The regulatory regime
Political pressures on the Environment Agency and local authorities to move away from decision-making involving the cost-dependent principles of Best Available Technology Not Entailing Excessive Costs (BATNEEC) towards a cost-independent assessment based on Best Practicable Environmental Option (BPEO) are increasing.
Some local authorities already have in-house expertise in contaminated land and have developed a considerable track record.
However, some others have had little direct experience and may lack relevant technical skills. Their difficulties are compounded by the lack of agreed standards on both investigation, assessment and reporting (although work has been and continues to be carried out to provide this). The current absence of good practice guidance contributes to significant variability in proposals for redevelopment submitted to the regulators for their approval. This variability adds to the complexities for the regulator, who then has difficulty in understanding what level of detail to expect, and what standard the works should have been measured against. It is imperative to consult with regulators early on in the process and to supply them with sufficient information.
When carrying out their own assessments of proposals there is also a tendency for the regulators to be risk averse - ie to make ultracautious judgements. This is because in the long-term responsibility may fall on them in the future.
Implications for members of AGS

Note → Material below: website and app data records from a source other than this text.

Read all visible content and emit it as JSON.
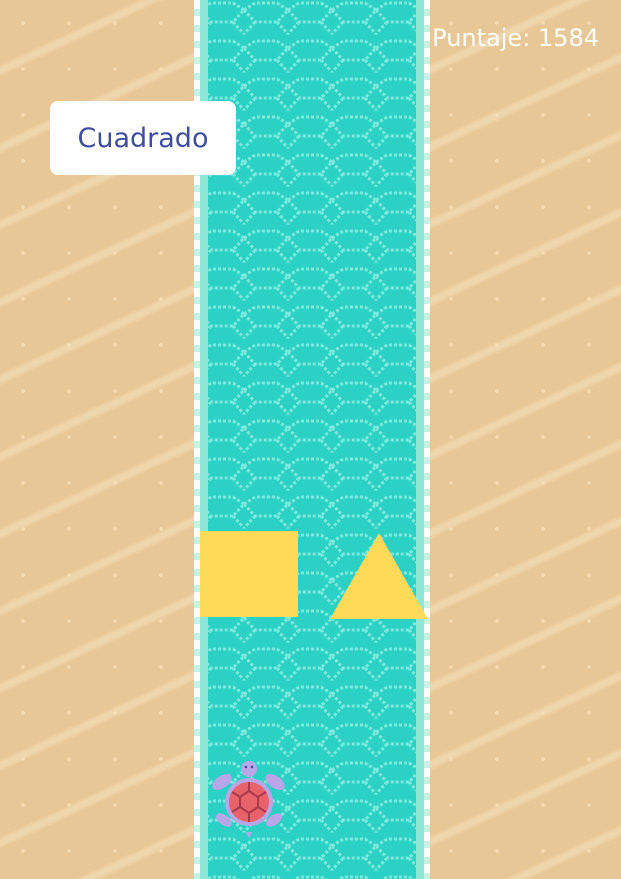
{
  "hud": {
    "score_text": "Puntaje: 1584"
  },
  "prompt": {
    "shape_name": "Cuadrado"
  },
  "choices": [
    {
      "shape": "square",
      "color": "#ffd958"
    },
    {
      "shape": "triangle",
      "color": "#ffd958"
    }
  ],
  "player": {
    "icon": "turtle-icon",
    "shell_color": "#e8626a",
    "body_color": "#b8a6e8"
  },
  "colors": {
    "sand": "#e8c796",
    "water": "#2bd1c5",
    "label_text": "#3f4da0",
    "score_text": "#ffffff"
  }
}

The redevelopment of brownfield sites for housing is set to become an increasingly mainstream part of geotechnical and geoenvironmental specialists' activity. It is clear that the development of contaminated land for use as housing is a very sensitive issue.

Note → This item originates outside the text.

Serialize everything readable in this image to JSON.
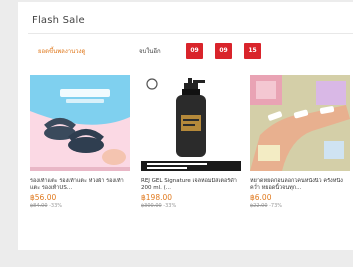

It is also clear that success for us as professionals in this area will require an improved awareness and understanding of both the technical issues associated with ground contamination, and the 'softer' aspects such as risk communication. Keeping up to date with both technical guidance and the relevant legislation and regulations is also important, especially as these are predicted to change rapidly over the next few years.
A key lesson from experiences to date is that it is important to 'get it right' at the commencement of a project. There is also a lot that we have to learn to do differently to ensure that we appear credible and trustworthy to both regulators and the public.

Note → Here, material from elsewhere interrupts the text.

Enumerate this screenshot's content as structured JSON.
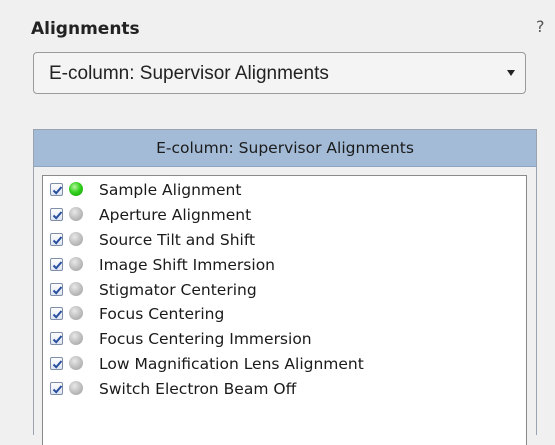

All AGS members should be aware that the National House Building Council (NHBC) has produced a new standards chapter, Chapter 4.1, dealing with land quality. The chapter, which deals with both geotechnical and contamination hazards, provides a structure and consistent framework for managing ground conditions and applies to all sites, regardless of their previous history. In addition, the NHBC has extended its warranty cover for all new homes registered after 1 April 1999, to protect the home owner in accordance with anticipated new legislation for contaminated land.
NHBC's initiative facilitates the Government's objectives of safely managing contaminated land and bringing damaged land back into beneficial use.
High standards must be achieved in all phases of the development process. All the various activities in site investigation and risk assessment must be consistent, rigorous and transparent.
The relevance of a risk assessment, no matter how sophisticated it may be, relies upon the validity of the basic data about ground conditions, ground and groundwater chemistry etc. It is therefore fundamental that all of the data obtained from the various phases of site investigation is relevant, accurate, reliable and wholly credible to both developer/owner, regulator and the public.
Efficiencies can often be made by combining geotechnical and contamination investigations.
Carrying out such investigations at the same time can avoid unnecessary duplication of time and costs. A number of work activities and investigation techniques may be common to both types of investigation and if properly planned, can be carried out without compromising the aims and objectives of either. The AGS Guidance on combined investigations will be published later this summer.